Finding Strength Through Adversity in the Arts
Felix Endara, a queer transgender filmmaker with a record of producing innovative, thought-provoking media participated in NYFA’s “Artist as Entrepreneur Boot Camp for Artists of Color.” “It was transformative. I have always worked across disciplines, and spending time with folks with a multiplicity of artistic practice allowed me to appreciate the myriad ways that creative problem-solving shows up meaningfully.” Endara notes that the bootcamp was a real eye opener, explaining, “After interacting with dancers, I now think of my body and physical space and movement in more expansive ways. And it helped me re-formulate ideas of how I can collaborate with others, which has added dimension to my artistic expression.”
For Maia Cruz Palileo, a multi-disciplinary, Brooklyn-based artist, the book provides a really clear and excellent presentation on finances. “The thing that really stuck with me though was a sense of ownership and empowerment in what we do, and that finances shouldn’t be scary or thing to avoid but an aspect of the creative prices to face, own, access, spend, and dream. One action I took is using the budgeting tools. I also created a separate bank account for my art income and expenses.”
Palileo notes of the bootcamp, “One of the presenters at NYFA’s “Artist as Entrepreneur Boot Camp for Artists of Color”, Tricia M.Taitt, gave a really clear and excellent presentation on finances. Because she herself was a dancer with experience in finance, she understood what artists’ incomes look like and she gave us tools to track money. The thing that really stuck with me though was a sense of ownership and empowerment in what we do, and that finances shouldn’t be scary or thing to avoid but an aspect of the creative prices to face, own, access, spend, and dream. What were the results? I used her budgeting tools and also created a separate bank account for my art income and expenses.
Goal-setting was a big part of the program and I am happy to report that many of the goals happened! There is much to be said about envisioning and dreaming but, for me, having a structure in which to write them down and organize proposed timelines creates a map that guides next steps. Doing this in a group helps to say them out loud and get insights and resources that can only be generated by working with other artists across disciplines.
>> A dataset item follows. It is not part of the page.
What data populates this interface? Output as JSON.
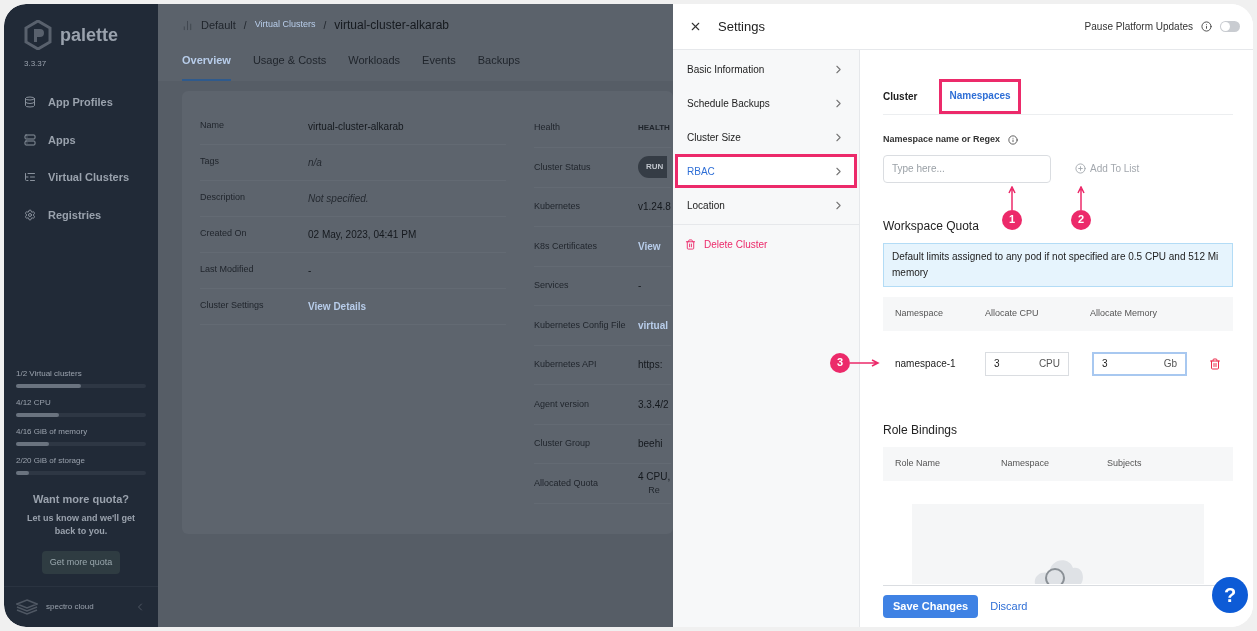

The challenge is finding time to do it, to organize a group to check in with, though I did make some great connections with some of my fellow Boot Campers who are doing amazing things and occasionally we do them together.”
Whether working on this actionable art advice as a group in a bootcamp setting or individually by reading this second volume, artists are keenly aware of the statistics: few of them will be able to survive solely as working artists. Artists are, however, uniquely situated to create a return on their educational, financial, and artistic investments. By broadening contexts, markets, audiences, and applicability of their work—and by redefining what it means to sustain a creative life—they can put themselves in the driver’s seat in their careers. The Profitable Artist provides a straightforward and practical road map, with demonstrable art advice that will impact an artist’s career for years to come. Artists will return to it again and again to help chart their course, avoid roadblocks, and keep moving forward with confidence.